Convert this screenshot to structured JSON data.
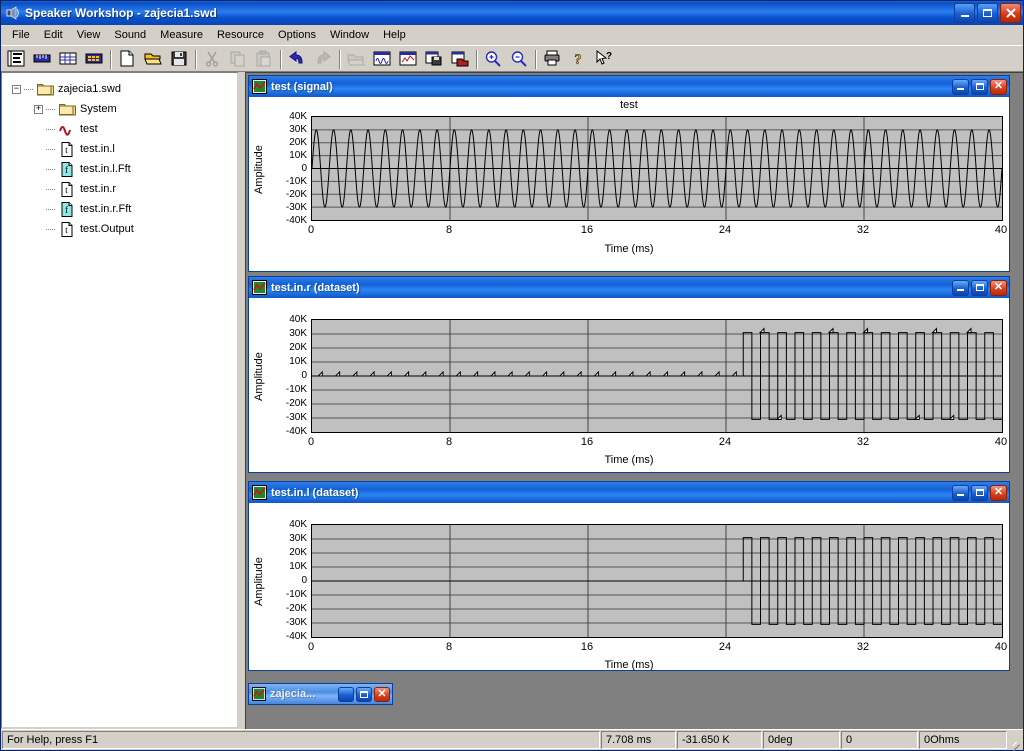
{
  "window": {
    "title": "Speaker Workshop - zajecia1.swd",
    "app_icon": "speaker-icon",
    "buttons": {
      "minimize": "minimize",
      "maximize": "maximize",
      "close": "close"
    }
  },
  "menu": {
    "items": [
      "File",
      "Edit",
      "View",
      "Sound",
      "Measure",
      "Resource",
      "Options",
      "Window",
      "Help"
    ]
  },
  "toolbar": {
    "groups": [
      {
        "buttons": [
          {
            "name": "project-view-icon",
            "enabled": true
          },
          {
            "name": "ruler-icon",
            "enabled": true
          },
          {
            "name": "grid-icon",
            "enabled": true
          },
          {
            "name": "keypad-icon",
            "enabled": true
          }
        ]
      },
      {
        "buttons": [
          {
            "name": "new-file-icon",
            "enabled": true
          },
          {
            "name": "open-folder-icon",
            "enabled": true
          },
          {
            "name": "save-disk-icon",
            "enabled": true
          }
        ]
      },
      {
        "buttons": [
          {
            "name": "cut-scissors-icon",
            "enabled": false
          },
          {
            "name": "copy-icon",
            "enabled": false
          },
          {
            "name": "paste-icon",
            "enabled": false
          }
        ]
      },
      {
        "buttons": [
          {
            "name": "undo-arrow-icon",
            "enabled": true
          },
          {
            "name": "redo-arrow-icon",
            "enabled": false
          }
        ]
      },
      {
        "buttons": [
          {
            "name": "import-icon",
            "enabled": false
          },
          {
            "name": "signal-window-icon",
            "enabled": true
          },
          {
            "name": "chart-window-icon",
            "enabled": true
          },
          {
            "name": "save-data-icon",
            "enabled": true
          },
          {
            "name": "load-data-icon",
            "enabled": true
          }
        ]
      },
      {
        "buttons": [
          {
            "name": "zoom-in-icon",
            "enabled": true
          },
          {
            "name": "zoom-out-icon",
            "enabled": true
          }
        ]
      },
      {
        "buttons": [
          {
            "name": "print-icon",
            "enabled": true
          },
          {
            "name": "help-question-icon",
            "enabled": true
          },
          {
            "name": "context-help-icon",
            "enabled": true
          }
        ]
      }
    ]
  },
  "tree": {
    "nodes": [
      {
        "label": "zajecia1.swd",
        "depth": 0,
        "expander": "-",
        "icon": "folder-open-icon"
      },
      {
        "label": "System",
        "depth": 1,
        "expander": "+",
        "icon": "folder-icon"
      },
      {
        "label": "test",
        "depth": 1,
        "expander": "",
        "icon": "waveform-icon"
      },
      {
        "label": "test.in.l",
        "depth": 1,
        "expander": "",
        "icon": "t-document-icon"
      },
      {
        "label": "test.in.l.Fft",
        "depth": 1,
        "expander": "",
        "icon": "f-document-icon"
      },
      {
        "label": "test.in.r",
        "depth": 1,
        "expander": "",
        "icon": "t-document-icon"
      },
      {
        "label": "test.in.r.Fft",
        "depth": 1,
        "expander": "",
        "icon": "f-document-icon"
      },
      {
        "label": "test.Output",
        "depth": 1,
        "expander": "",
        "icon": "t-document-icon"
      }
    ]
  },
  "mdi_windows": [
    {
      "title": "test (signal)",
      "icon": "chart-doc-icon",
      "buttons": {
        "minimize": "minimize",
        "maximize": "maximize",
        "close": "close"
      }
    },
    {
      "title": "test.in.r (dataset)",
      "icon": "chart-doc-icon",
      "buttons": {
        "minimize": "minimize",
        "maximize": "maximize",
        "close": "close"
      }
    },
    {
      "title": "test.in.l (dataset)",
      "icon": "chart-doc-icon",
      "buttons": {
        "minimize": "minimize",
        "maximize": "maximize",
        "close": "close"
      }
    }
  ],
  "minimized_window": {
    "title": "zajecia...",
    "icon": "chart-doc-icon",
    "buttons": {
      "restore": "restore",
      "maximize": "maximize",
      "close": "close"
    }
  },
  "statusbar": {
    "help_text": "For Help, press F1",
    "panels": [
      "7.708  ms",
      "-31.650 K",
      "0deg",
      "0",
      "0Ohms"
    ]
  },
  "chart_data": [
    {
      "type": "line",
      "title": "test",
      "xlabel": "Time (ms)",
      "ylabel": "Amplitude",
      "xticks": [
        0,
        8,
        16,
        24,
        32,
        40
      ],
      "xticklabels": [
        "0",
        "8",
        "16",
        "24",
        "32",
        "40"
      ],
      "yticks": [
        40000,
        30000,
        20000,
        10000,
        0,
        -10000,
        -20000,
        -30000,
        -40000
      ],
      "yticklabels": [
        "40K",
        "30K",
        "20K",
        "10K",
        "0",
        "-10K",
        "-20K",
        "-30K",
        "-40K"
      ],
      "xlim": [
        0,
        40
      ],
      "ylim": [
        -40000,
        40000
      ],
      "grid": true,
      "series": [
        {
          "name": "test",
          "waveform": "sine",
          "frequency_khz": 1.0,
          "amplitude": 30000,
          "offset": 0,
          "start_ms": 0,
          "end_ms": 40,
          "markers": false
        }
      ]
    },
    {
      "type": "line",
      "title": "",
      "xlabel": "Time (ms)",
      "ylabel": "Amplitude",
      "xticks": [
        0,
        8,
        16,
        24,
        32,
        40
      ],
      "xticklabels": [
        "0",
        "8",
        "16",
        "24",
        "32",
        "40"
      ],
      "yticks": [
        40000,
        30000,
        20000,
        10000,
        0,
        -10000,
        -20000,
        -30000,
        -40000
      ],
      "yticklabels": [
        "40K",
        "30K",
        "20K",
        "10K",
        "0",
        "-10K",
        "-20K",
        "-30K",
        "-40K"
      ],
      "xlim": [
        0,
        40
      ],
      "ylim": [
        -40000,
        40000
      ],
      "grid": true,
      "series": [
        {
          "name": "test.in.r",
          "waveform": "silence-then-square",
          "silence_value": 0,
          "silence_start_ms": 0,
          "silence_end_ms": 25,
          "square_start_ms": 25,
          "square_end_ms": 40,
          "frequency_khz": 1.0,
          "amplitude": 31000,
          "markers": true,
          "marker_shape": "diamond",
          "marker_interval_ms": 1.0
        }
      ]
    },
    {
      "type": "line",
      "title": "",
      "xlabel": "Time (ms)",
      "ylabel": "Amplitude",
      "xticks": [
        0,
        8,
        16,
        24,
        32,
        40
      ],
      "xticklabels": [
        "0",
        "8",
        "16",
        "24",
        "32",
        "40"
      ],
      "yticks": [
        40000,
        30000,
        20000,
        10000,
        0,
        -10000,
        -20000,
        -30000,
        -40000
      ],
      "yticklabels": [
        "40K",
        "30K",
        "20K",
        "10K",
        "0",
        "-10K",
        "-20K",
        "-30K",
        "-40K"
      ],
      "xlim": [
        0,
        40
      ],
      "ylim": [
        -40000,
        40000
      ],
      "grid": true,
      "series": [
        {
          "name": "test.in.l",
          "waveform": "silence-then-square",
          "silence_value": 0,
          "silence_start_ms": 0,
          "silence_end_ms": 25,
          "square_start_ms": 25,
          "square_end_ms": 40,
          "frequency_khz": 1.0,
          "amplitude": 31000,
          "markers": false
        }
      ]
    }
  ]
}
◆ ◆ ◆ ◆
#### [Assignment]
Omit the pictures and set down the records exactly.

#### [Solved problem]
Convert this screenshot to structured JSON data.
{
  "window": {
    "title": "Speaker Workshop - zajecia1.swd",
    "app_icon": "speaker-icon",
    "buttons": {
      "minimize": "minimize",
      "maximize": "maximize",
      "close": "close"
    }
  },
  "menu": {
    "items": [
      "File",
      "Edit",
      "View",
      "Sound",
      "Measure",
      "Resource",
      "Options",
      "Window",
      "Help"
    ]
  },
  "toolbar": {
    "groups": [
      {
        "buttons": [
          {
            "name": "project-view-icon",
            "enabled": true
          },
          {
            "name": "ruler-icon",
            "enabled": true
          },
          {
            "name": "grid-icon",
            "enabled": true
          },
          {
            "name": "keypad-icon",
            "enabled": true
          }
        ]
      },
      {
        "buttons": [
          {
            "name": "new-file-icon",
            "enabled": true
          },
          {
            "name": "open-folder-icon",
            "enabled": true
          },
          {
            "name": "save-disk-icon",
            "enabled": true
          }
        ]
      },
      {
        "buttons": [
          {
            "name": "cut-scissors-icon",
            "enabled": false
          },
          {
            "name": "copy-icon",
            "enabled": false
          },
          {
            "name": "paste-icon",
            "enabled": false
          }
        ]
      },
      {
        "buttons": [
          {
            "name": "undo-arrow-icon",
            "enabled": true
          },
          {
            "name": "redo-arrow-icon",
            "enabled": false
          }
        ]
      },
      {
        "buttons": [
          {
            "name": "import-icon",
            "enabled": false
          },
          {
            "name": "signal-window-icon",
            "enabled": true
          },
          {
            "name": "chart-window-icon",
            "enabled": true
          },
          {
            "name": "save-data-icon",
            "enabled": true
          },
          {
            "name": "load-data-icon",
            "enabled": true
          }
        ]
      },
      {
        "buttons": [
          {
            "name": "zoom-in-icon",
            "enabled": true
          },
          {
            "name": "zoom-out-icon",
            "enabled": true
          }
        ]
      },
      {
        "buttons": [
          {
            "name": "print-icon",
            "enabled": true
          },
          {
            "name": "help-question-icon",
            "enabled": true
          },
          {
            "name": "context-help-icon",
            "enabled": true
          }
        ]
      }
    ]
  },
  "tree": {
    "nodes": [
      {
        "label": "zajecia1.swd",
        "depth": 0,
        "expander": "-",
        "icon": "folder-open-icon"
      },
      {
        "label": "System",
        "depth": 1,
        "expander": "+",
        "icon": "folder-icon"
      },
      {
        "label": "test",
        "depth": 1,
        "expander": "",
        "icon": "waveform-icon"
      },
      {
        "label": "test.in.l",
        "depth": 1,
        "expander": "",
        "icon": "t-document-icon"
      },
      {
        "label": "test.in.l.Fft",
        "depth": 1,
        "expander": "",
        "icon": "f-document-icon"
      },
      {
        "label": "test.in.r",
        "depth": 1,
        "expander": "",
        "icon": "t-document-icon"
      },
      {
        "label": "test.in.r.Fft",
        "depth": 1,
        "expander": "",
        "icon": "f-document-icon"
      },
      {
        "label": "test.Output",
        "depth": 1,
        "expander": "",
        "icon": "t-document-icon"
      }
    ]
  },
  "mdi_windows": [
    {
      "title": "test (signal)",
      "icon": "chart-doc-icon",
      "buttons": {
        "minimize": "minimize",
        "maximize": "maximize",
        "close": "close"
      }
    },
    {
      "title": "test.in.r (dataset)",
      "icon": "chart-doc-icon",
      "buttons": {
        "minimize": "minimize",
        "maximize": "maximize",
        "close": "close"
      }
    },
    {
      "title": "test.in.l (dataset)",
      "icon": "chart-doc-icon",
      "buttons": {
        "minimize": "minimize",
        "maximize": "maximize",
        "close": "close"
      }
    }
  ],
  "minimized_window": {
    "title": "zajecia...",
    "icon": "chart-doc-icon",
    "buttons": {
      "restore": "restore",
      "maximize": "maximize",
      "close": "close"
    }
  },
  "statusbar": {
    "help_text": "For Help, press F1",
    "panels": [
      "7.708  ms",
      "-31.650 K",
      "0deg",
      "0",
      "0Ohms"
    ]
  },
  "chart_data": [
    {
      "type": "line",
      "title": "test",
      "xlabel": "Time (ms)",
      "ylabel": "Amplitude",
      "xticks": [
        0,
        8,
        16,
        24,
        32,
        40
      ],
      "xticklabels": [
        "0",
        "8",
        "16",
        "24",
        "32",
        "40"
      ],
      "yticks": [
        40000,
        30000,
        20000,
        10000,
        0,
        -10000,
        -20000,
        -30000,
        -40000
      ],
      "yticklabels": [
        "40K",
        "30K",
        "20K",
        "10K",
        "0",
        "-10K",
        "-20K",
        "-30K",
        "-40K"
      ],
      "xlim": [
        0,
        40
      ],
      "ylim": [
        -40000,
        40000
      ],
      "grid": true,
      "series": [
        {
          "name": "test",
          "waveform": "sine",
          "frequency_khz": 1.0,
          "amplitude": 30000,
          "offset": 0,
          "start_ms": 0,
          "end_ms": 40,
          "markers": false
        }
      ]
    },
    {
      "type": "line",
      "title": "",
      "xlabel": "Time (ms)",
      "ylabel": "Amplitude",
      "xticks": [
        0,
        8,
        16,
        24,
        32,
        40
      ],
      "xticklabels": [
        "0",
        "8",
        "16",
        "24",
        "32",
        "40"
      ],
      "yticks": [
        40000,
        30000,
        20000,
        10000,
        0,
        -10000,
        -20000,
        -30000,
        -40000
      ],
      "yticklabels": [
        "40K",
        "30K",
        "20K",
        "10K",
        "0",
        "-10K",
        "-20K",
        "-30K",
        "-40K"
      ],
      "xlim": [
        0,
        40
      ],
      "ylim": [
        -40000,
        40000
      ],
      "grid": true,
      "series": [
        {
          "name": "test.in.r",
          "waveform": "silence-then-square",
          "silence_value": 0,
          "silence_start_ms": 0,
          "silence_end_ms": 25,
          "square_start_ms": 25,
          "square_end_ms": 40,
          "frequency_khz": 1.0,
          "amplitude": 31000,
          "markers": true,
          "marker_shape": "diamond",
          "marker_interval_ms": 1.0
        }
      ]
    },
    {
      "type": "line",
      "title": "",
      "xlabel": "Time (ms)",
      "ylabel": "Amplitude",
      "xticks": [
        0,
        8,
        16,
        24,
        32,
        40
      ],
      "xticklabels": [
        "0",
        "8",
        "16",
        "24",
        "32",
        "40"
      ],
      "yticks": [
        40000,
        30000,
        20000,
        10000,
        0,
        -10000,
        -20000,
        -30000,
        -40000
      ],
      "yticklabels": [
        "40K",
        "30K",
        "20K",
        "10K",
        "0",
        "-10K",
        "-20K",
        "-30K",
        "-40K"
      ],
      "xlim": [
        0,
        40
      ],
      "ylim": [
        -40000,
        40000
      ],
      "grid": true,
      "series": [
        {
          "name": "test.in.l",
          "waveform": "silence-then-square",
          "silence_value": 0,
          "silence_start_ms": 0,
          "silence_end_ms": 25,
          "square_start_ms": 25,
          "square_end_ms": 40,
          "frequency_khz": 1.0,
          "amplitude": 31000,
          "markers": false
        }
      ]
    }
  ]
}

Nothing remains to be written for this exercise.